7bab4aadae979479720a71bc699b945eIf you had to put one date on the Industrial Revolution, it would probably be 1776. This was the date when James Watt installed his first Atmospheric Steam Engine; an engine that for the first time did more work than the horses required to feed it with coal.

It changed everything. Industrialisation led to huge increases in personal wealth and opened new possibilities for ordinary people that even kings could not previously have aspired to.

James Watt’s engine came the better part of a century after the first steam engine patent had been issued (to Thomas Savery, in 1698), but looking back, we see this was the inflection point.

In the same vein, I nominate 2014 as the date of the computer revolution. Yes, 2014, just two years ago. Why? Because Continue reading

January 2016 authoring online CPD


  • Starts Monday 25th January
  • Completely online
  • 15 minutes per day, every day for 2 weeks
  • Choose your own time of day
  • CPD certificates will be issued on successful completion
  • To apply, take the pre-test, which is open now.

The course runs through a student account on Yacapaca, which you can sign up for at the end of this post. It uses some features you will be familiar with, and some that are not available to general users.


Unsurprisingly, I teach using the same philosophy I embedded into Yacapaca. Learning is your responsibility; my job is to provide the structure. In this case that includes pointers to useful content, collaborative activities and Continue reading

Measure confidence, reward improvement

Confidence and improvement

Results sorted by improvement. The top row shows the average.

I am really excited about these two new metrics added to the Results page. They give you a view of each student you have not had before, and which you can use today to improve the quality of their Continue reading

The Results page is now 10x more fascinating

Results 3.png

I’m really stoked about these two new features of the Results page. They turn it from a page that merely reports results into one that provides immediate (and fascinating) insights into students’ behaviour.

Sort on any column

The default sort remains surname, but you can now use the arrows to the right of each column header to sort (ascending or descending) on that particular column. The example above is sorted by score.


The class average score is useful; the time spent is absolutely fascinating.

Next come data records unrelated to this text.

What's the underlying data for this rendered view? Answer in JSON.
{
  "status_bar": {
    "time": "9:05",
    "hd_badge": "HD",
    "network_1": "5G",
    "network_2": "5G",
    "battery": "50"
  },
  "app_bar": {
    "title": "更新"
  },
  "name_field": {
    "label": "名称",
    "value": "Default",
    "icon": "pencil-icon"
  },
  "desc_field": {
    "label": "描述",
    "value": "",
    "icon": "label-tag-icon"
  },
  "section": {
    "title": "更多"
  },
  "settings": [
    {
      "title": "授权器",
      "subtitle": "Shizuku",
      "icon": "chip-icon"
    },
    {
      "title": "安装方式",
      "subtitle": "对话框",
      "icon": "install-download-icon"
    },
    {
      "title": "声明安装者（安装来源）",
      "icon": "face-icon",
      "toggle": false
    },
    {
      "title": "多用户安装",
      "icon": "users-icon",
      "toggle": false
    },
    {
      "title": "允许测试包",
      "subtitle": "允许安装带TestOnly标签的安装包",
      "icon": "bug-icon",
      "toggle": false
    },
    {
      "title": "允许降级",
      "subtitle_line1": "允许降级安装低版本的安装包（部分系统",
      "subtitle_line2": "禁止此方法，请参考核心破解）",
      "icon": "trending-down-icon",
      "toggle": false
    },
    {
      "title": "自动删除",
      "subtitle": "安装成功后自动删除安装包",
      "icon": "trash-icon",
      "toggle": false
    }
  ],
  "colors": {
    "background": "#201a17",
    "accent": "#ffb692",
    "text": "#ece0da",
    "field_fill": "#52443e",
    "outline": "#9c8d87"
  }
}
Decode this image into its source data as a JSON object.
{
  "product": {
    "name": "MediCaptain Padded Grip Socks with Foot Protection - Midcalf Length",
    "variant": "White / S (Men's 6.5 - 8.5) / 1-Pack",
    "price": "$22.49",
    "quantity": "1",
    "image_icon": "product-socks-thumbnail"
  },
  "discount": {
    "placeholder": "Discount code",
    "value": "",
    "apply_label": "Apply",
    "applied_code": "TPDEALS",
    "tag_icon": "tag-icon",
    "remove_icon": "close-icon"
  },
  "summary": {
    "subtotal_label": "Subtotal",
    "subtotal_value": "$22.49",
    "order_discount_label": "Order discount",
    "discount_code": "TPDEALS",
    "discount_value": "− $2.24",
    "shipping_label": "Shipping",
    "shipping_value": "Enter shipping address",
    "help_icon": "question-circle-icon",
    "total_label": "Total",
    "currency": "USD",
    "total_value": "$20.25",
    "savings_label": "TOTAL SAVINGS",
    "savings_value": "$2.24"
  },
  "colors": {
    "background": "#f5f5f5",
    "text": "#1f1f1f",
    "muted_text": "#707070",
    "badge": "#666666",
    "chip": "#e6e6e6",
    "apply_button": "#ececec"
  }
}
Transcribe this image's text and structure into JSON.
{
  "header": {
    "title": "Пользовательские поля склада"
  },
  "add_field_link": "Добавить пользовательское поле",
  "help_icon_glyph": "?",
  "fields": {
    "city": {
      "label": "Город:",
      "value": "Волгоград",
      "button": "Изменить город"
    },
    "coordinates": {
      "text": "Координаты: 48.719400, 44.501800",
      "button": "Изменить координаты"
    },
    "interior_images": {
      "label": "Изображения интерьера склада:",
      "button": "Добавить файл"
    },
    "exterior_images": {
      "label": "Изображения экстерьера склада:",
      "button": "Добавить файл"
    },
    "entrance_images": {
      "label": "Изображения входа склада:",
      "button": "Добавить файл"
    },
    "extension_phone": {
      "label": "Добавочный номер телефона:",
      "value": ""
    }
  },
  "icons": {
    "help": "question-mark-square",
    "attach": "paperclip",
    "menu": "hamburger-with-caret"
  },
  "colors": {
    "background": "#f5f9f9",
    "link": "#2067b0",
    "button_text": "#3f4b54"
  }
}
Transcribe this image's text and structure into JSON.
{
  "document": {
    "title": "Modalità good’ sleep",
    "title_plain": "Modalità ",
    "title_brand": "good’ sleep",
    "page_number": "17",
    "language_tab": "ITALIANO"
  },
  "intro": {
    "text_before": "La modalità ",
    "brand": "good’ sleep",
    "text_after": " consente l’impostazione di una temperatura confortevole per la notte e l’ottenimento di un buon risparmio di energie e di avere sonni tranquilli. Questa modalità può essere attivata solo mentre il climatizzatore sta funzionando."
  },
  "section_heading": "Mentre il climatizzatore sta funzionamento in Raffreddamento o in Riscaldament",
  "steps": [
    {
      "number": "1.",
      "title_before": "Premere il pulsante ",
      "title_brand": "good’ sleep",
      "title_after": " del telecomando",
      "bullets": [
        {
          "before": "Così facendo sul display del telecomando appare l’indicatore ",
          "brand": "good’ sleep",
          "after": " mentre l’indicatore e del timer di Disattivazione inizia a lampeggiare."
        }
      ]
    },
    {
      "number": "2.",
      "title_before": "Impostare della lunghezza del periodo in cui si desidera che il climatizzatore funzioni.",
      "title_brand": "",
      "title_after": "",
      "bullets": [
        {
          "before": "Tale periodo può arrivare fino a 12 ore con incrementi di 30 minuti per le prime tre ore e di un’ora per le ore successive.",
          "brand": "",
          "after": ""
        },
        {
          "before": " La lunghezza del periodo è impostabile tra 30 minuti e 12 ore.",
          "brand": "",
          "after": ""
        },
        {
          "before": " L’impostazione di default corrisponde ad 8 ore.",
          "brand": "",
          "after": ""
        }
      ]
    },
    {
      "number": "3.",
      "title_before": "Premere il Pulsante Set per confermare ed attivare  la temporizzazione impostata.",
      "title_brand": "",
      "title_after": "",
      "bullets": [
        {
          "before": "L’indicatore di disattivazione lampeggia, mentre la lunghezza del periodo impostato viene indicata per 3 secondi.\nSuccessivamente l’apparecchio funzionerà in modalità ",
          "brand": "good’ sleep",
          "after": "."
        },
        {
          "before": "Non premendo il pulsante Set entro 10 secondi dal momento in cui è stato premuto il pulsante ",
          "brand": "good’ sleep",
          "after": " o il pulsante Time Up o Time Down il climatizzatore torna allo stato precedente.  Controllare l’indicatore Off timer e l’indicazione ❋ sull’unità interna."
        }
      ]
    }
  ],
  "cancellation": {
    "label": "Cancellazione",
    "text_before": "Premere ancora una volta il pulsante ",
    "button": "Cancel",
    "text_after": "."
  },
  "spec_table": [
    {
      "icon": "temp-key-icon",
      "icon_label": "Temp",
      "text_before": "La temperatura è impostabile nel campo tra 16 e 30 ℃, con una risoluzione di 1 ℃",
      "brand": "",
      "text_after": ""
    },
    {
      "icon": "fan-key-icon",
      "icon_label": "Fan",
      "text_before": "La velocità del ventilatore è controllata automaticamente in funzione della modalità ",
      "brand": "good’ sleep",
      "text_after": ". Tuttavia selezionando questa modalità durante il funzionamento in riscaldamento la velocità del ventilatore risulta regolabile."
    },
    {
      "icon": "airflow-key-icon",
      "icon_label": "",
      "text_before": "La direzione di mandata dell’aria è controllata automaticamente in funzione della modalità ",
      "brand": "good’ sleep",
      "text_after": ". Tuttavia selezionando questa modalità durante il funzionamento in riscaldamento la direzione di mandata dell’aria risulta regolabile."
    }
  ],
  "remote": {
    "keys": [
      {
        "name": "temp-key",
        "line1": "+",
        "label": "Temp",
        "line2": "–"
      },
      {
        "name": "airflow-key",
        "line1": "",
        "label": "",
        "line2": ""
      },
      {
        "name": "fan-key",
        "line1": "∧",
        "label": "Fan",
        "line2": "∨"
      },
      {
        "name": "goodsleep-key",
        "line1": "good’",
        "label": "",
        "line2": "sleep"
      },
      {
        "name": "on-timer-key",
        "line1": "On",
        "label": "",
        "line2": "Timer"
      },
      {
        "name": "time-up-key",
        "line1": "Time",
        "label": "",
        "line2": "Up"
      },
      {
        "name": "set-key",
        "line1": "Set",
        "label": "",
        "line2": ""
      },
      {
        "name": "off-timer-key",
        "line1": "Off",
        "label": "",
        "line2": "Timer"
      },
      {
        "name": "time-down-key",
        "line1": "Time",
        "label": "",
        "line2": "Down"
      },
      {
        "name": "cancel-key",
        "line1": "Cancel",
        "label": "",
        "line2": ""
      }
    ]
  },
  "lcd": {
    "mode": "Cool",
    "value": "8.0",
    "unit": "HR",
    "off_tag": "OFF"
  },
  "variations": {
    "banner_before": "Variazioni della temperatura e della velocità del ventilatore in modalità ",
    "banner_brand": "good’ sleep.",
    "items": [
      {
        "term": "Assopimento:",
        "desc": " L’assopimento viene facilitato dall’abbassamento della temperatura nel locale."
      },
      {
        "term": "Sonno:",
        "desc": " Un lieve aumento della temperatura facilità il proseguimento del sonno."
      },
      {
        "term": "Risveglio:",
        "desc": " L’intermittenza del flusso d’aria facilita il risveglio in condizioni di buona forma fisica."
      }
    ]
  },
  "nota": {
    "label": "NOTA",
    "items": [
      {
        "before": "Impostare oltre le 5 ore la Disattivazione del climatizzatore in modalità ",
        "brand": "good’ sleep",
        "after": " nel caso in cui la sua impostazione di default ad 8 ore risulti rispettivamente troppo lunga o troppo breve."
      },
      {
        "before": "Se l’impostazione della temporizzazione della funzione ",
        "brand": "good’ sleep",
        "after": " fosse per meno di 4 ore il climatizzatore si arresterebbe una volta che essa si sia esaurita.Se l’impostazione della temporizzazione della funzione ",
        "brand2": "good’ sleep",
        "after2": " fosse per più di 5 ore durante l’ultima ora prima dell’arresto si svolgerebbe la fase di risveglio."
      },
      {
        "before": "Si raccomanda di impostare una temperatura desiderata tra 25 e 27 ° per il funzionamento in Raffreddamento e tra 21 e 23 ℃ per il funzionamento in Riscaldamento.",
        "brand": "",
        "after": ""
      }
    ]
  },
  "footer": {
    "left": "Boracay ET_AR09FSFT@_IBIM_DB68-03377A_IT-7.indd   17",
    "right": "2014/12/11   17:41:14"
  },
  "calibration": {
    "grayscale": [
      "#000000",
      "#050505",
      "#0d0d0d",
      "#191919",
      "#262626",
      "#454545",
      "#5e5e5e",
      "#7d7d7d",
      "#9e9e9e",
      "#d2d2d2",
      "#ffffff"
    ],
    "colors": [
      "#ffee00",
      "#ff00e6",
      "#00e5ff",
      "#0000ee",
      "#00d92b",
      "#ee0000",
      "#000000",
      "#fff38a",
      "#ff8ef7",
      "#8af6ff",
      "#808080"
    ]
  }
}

In the example above you will notice that the slowest and fastest students are achieving the lowest scores. This may suggest some useful interventions with those particular students, especially if the results are consistent across many quizzes.